• _YOUR TASK_: An exact copy of the entries, with every picture omitted, is what is needed here.

---

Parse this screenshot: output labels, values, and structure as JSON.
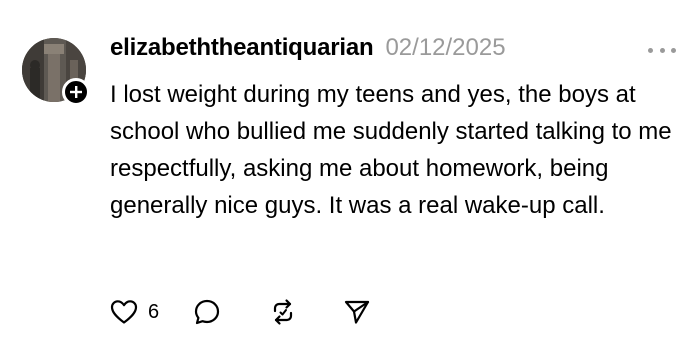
{
  "post": {
    "username": "elizabeththeantiquarian",
    "timestamp": "02/12/2025",
    "text": "I lost weight during my teens and yes, the boys at school who bullied me suddenly started talking to me respectfully, asking me about homework, being generally nice guys. It was a real wake-up call.",
    "like_count": "6"
  },
  "icons": {
    "follow": "plus-icon",
    "more": "more-options-icon",
    "like": "heart-icon",
    "reply": "comment-bubble-icon",
    "repost": "repost-icon",
    "share": "send-icon"
  },
  "colors": {
    "text": "#000000",
    "muted": "#9a9a9a",
    "badge": "#000000"
  }
}
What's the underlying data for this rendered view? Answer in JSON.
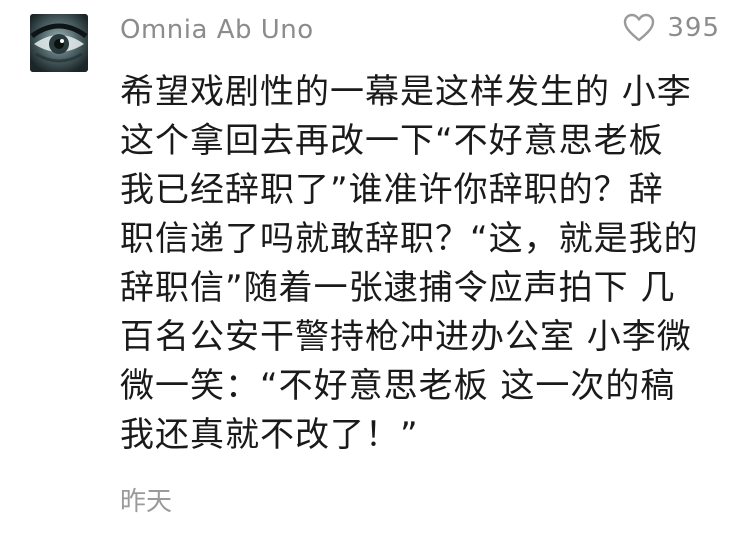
{
  "comment": {
    "username": "Omnia Ab Uno",
    "likes": "395",
    "icons": {
      "like": "heart-outline-icon"
    },
    "colors": {
      "meta_text": "#8c8c8c",
      "body_text": "#1a1a1a"
    },
    "lines": [
      "希望戏剧性的一幕是这样发生的 小李",
      "这个拿回去再改一下“不好意思老板",
      "我已经辞职了”谁准许你辞职的？辞",
      "职信递了吗就敢辞职？“这，就是我的",
      "辞职信”随着一张逮捕令应声拍下 几",
      "百名公安干警持枪冲进办公室 小李微",
      "微一笑：“不好意思老板 这一次的稿",
      "我还真就不改了！”"
    ],
    "timestamp": "昨天"
  }
}
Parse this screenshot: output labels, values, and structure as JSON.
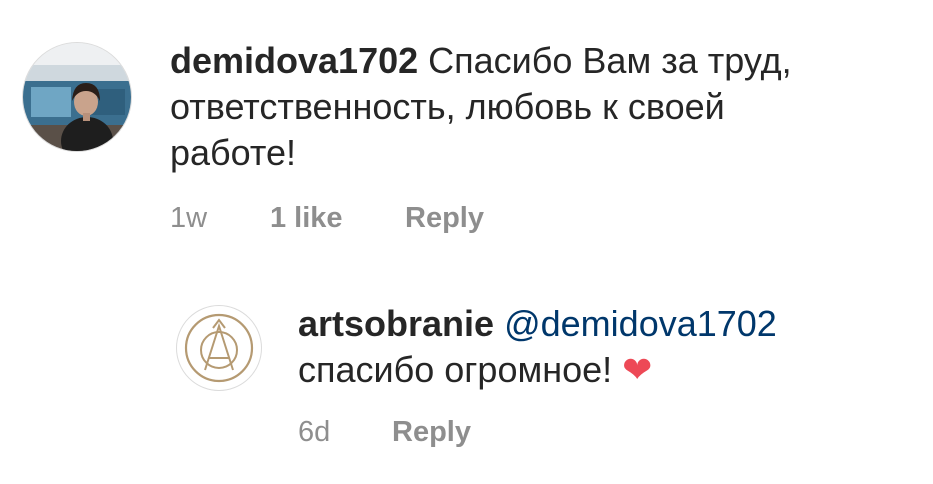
{
  "comments": [
    {
      "username": "demidova1702",
      "text": "Спасибо Вам за труд, ответственность, любовь к своей работе!",
      "time": "1w",
      "likes": "1 like",
      "reply_label": "Reply",
      "avatar": "user-photo-avatar"
    },
    {
      "username": "artsobranie",
      "mention": "@demidova1702",
      "text": "спасибо огромное!",
      "emoji": "❤",
      "time": "6d",
      "reply_label": "Reply",
      "avatar": "artsobranie-logo-avatar"
    }
  ],
  "colors": {
    "text": "#262626",
    "meta": "#8e8e8e",
    "mention": "#00376b",
    "heart": "#ed4956"
  }
}
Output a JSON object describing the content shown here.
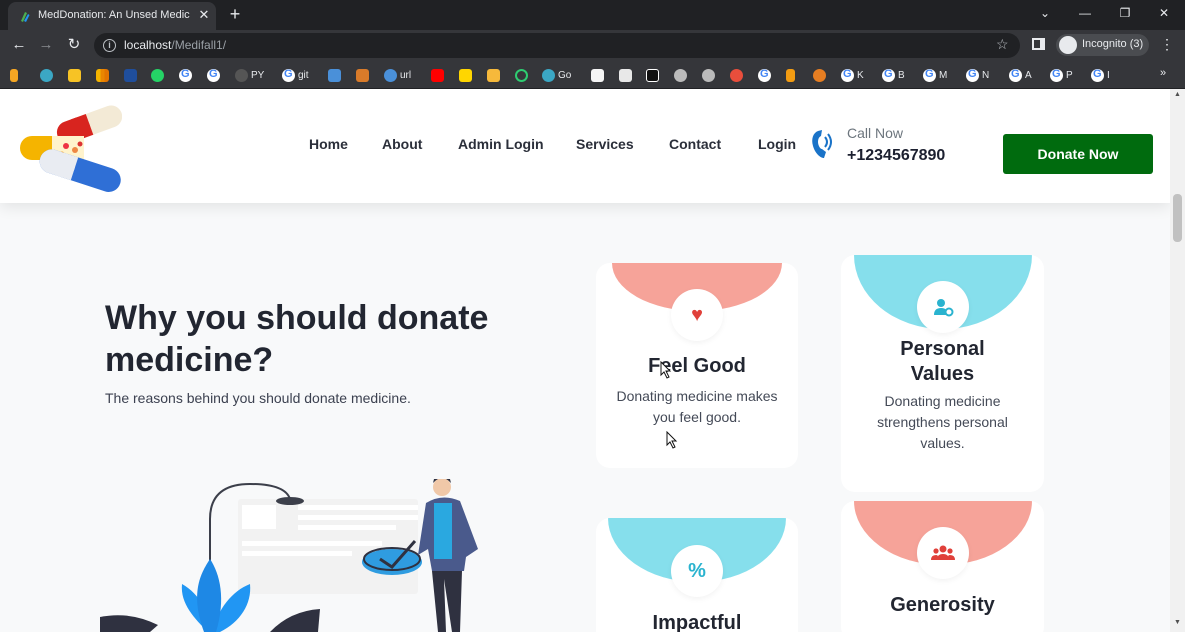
{
  "browser": {
    "tab_title": "MedDonation: An Unsed Medicine",
    "tab_close": "✕",
    "new_tab": "+",
    "url_host": "localhost",
    "url_path": "/Medifall1/",
    "incognito_label": "Incognito (3)",
    "win_minimize": "—",
    "win_restore": "❐",
    "win_close": "✕",
    "back": "←",
    "forward": "→",
    "reload": "↻",
    "bookmarks": [
      "PY",
      "git",
      "url",
      "Go",
      "K",
      "B",
      "M",
      "N",
      "A",
      "P",
      "I"
    ]
  },
  "header": {
    "nav": [
      "Home",
      "About",
      "Admin Login",
      "Services",
      "Contact",
      "Login"
    ],
    "call_label": "Call Now",
    "call_number": "+1234567890",
    "donate_label": "Donate Now"
  },
  "hero": {
    "heading": "Why you should donate medicine?",
    "subheading": "The reasons behind you should donate medicine."
  },
  "cards": [
    {
      "title": "Feel Good",
      "text": "Donating medicine makes you feel good.",
      "icon": "heart-icon",
      "accent": "#f6a399"
    },
    {
      "title": "Personal Values",
      "text": "Donating medicine strengthens personal values.",
      "icon": "user-gear-icon",
      "accent": "#86dfec"
    },
    {
      "title": "Impactful",
      "icon": "percent-icon",
      "accent": "#86dfec"
    },
    {
      "title": "Generosity",
      "icon": "users-icon",
      "accent": "#f6a399"
    }
  ],
  "colors": {
    "donate_button": "#006b0e",
    "phone_icon": "#1a73c8",
    "icon_red": "#e0403a",
    "icon_cyan": "#2ab3cf"
  }
}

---

• _TASK ANSWER_:
Parse this screenshot: output labels, values, and structure as JSON.
{
  "post": {
    "username": "elizabeththeantiquarian",
    "timestamp": "02/12/2025",
    "text": "I lost weight during my teens and yes, the boys at school who bullied me suddenly started talking to me respectfully, asking me about homework, being generally nice guys. It was a real wake-up call.",
    "like_count": "6"
  },
  "icons": {
    "follow": "plus-icon",
    "more": "more-options-icon",
    "like": "heart-icon",
    "reply": "comment-bubble-icon",
    "repost": "repost-icon",
    "share": "send-icon"
  },
  "colors": {
    "text": "#000000",
    "muted": "#9a9a9a",
    "badge": "#000000"
  }
}
What's the underlying data for this rendered view? Answer in JSON.
{
  "comment": {
    "username": "Omnia Ab Uno",
    "likes": "395",
    "icons": {
      "like": "heart-outline-icon"
    },
    "colors": {
      "meta_text": "#8c8c8c",
      "body_text": "#1a1a1a"
    },
    "lines": [
      "希望戏剧性的一幕是这样发生的 小李",
      "这个拿回去再改一下“不好意思老板",
      "我已经辞职了”谁准许你辞职的？辞",
      "职信递了吗就敢辞职？“这，就是我的",
      "辞职信”随着一张逮捕令应声拍下 几",
      "百名公安干警持枪冲进办公室 小李微",
      "微一笑：“不好意思老板 这一次的稿",
      "我还真就不改了！”"
    ],
    "timestamp": "昨天"
  }
}
Parse this screenshot: output labels, values, and structure as JSON.
{
  "comments": [
    {
      "username": "demidova1702",
      "text": "Спасибо Вам за труд, ответственность, любовь к своей работе!",
      "time": "1w",
      "likes": "1 like",
      "reply_label": "Reply",
      "avatar": "user-photo-avatar"
    },
    {
      "username": "artsobranie",
      "mention": "@demidova1702",
      "text": "спасибо огромное!",
      "emoji": "❤",
      "time": "6d",
      "reply_label": "Reply",
      "avatar": "artsobranie-logo-avatar"
    }
  ],
  "colors": {
    "text": "#262626",
    "meta": "#8e8e8e",
    "mention": "#00376b",
    "heart": "#ed4956"
  }
}
Output a JSON object describing the content shown here.
{
  "browser": {
    "tab_title": "MedDonation: An Unsed Medicine",
    "tab_close": "✕",
    "new_tab": "+",
    "url_host": "localhost",
    "url_path": "/Medifall1/",
    "incognito_label": "Incognito (3)",
    "win_minimize": "—",
    "win_restore": "❐",
    "win_close": "✕",
    "back": "←",
    "forward": "→",
    "reload": "↻",
    "bookmarks": [
      "PY",
      "git",
      "url",
      "Go",
      "K",
      "B",
      "M",
      "N",
      "A",
      "P",
      "I"
    ]
  },
  "header": {
    "nav": [
      "Home",
      "About",
      "Admin Login",
      "Services",
      "Contact",
      "Login"
    ],
    "call_label": "Call Now",
    "call_number": "+1234567890",
    "donate_label": "Donate Now"
  },
  "hero": {
    "heading": "Why you should donate medicine?",
    "subheading": "The reasons behind you should donate medicine."
  },
  "cards": [
    {
      "title": "Feel Good",
      "text": "Donating medicine makes you feel good.",
      "icon": "heart-icon",
      "accent": "#f6a399"
    },
    {
      "title": "Personal Values",
      "text": "Donating medicine strengthens personal values.",
      "icon": "user-gear-icon",
      "accent": "#86dfec"
    },
    {
      "title": "Impactful",
      "icon": "percent-icon",
      "accent": "#86dfec"
    },
    {
      "title": "Generosity",
      "icon": "users-icon",
      "accent": "#f6a399"
    }
  ],
  "colors": {
    "donate_button": "#006b0e",
    "phone_icon": "#1a73c8",
    "icon_red": "#e0403a",
    "icon_cyan": "#2ab3cf"
  }
}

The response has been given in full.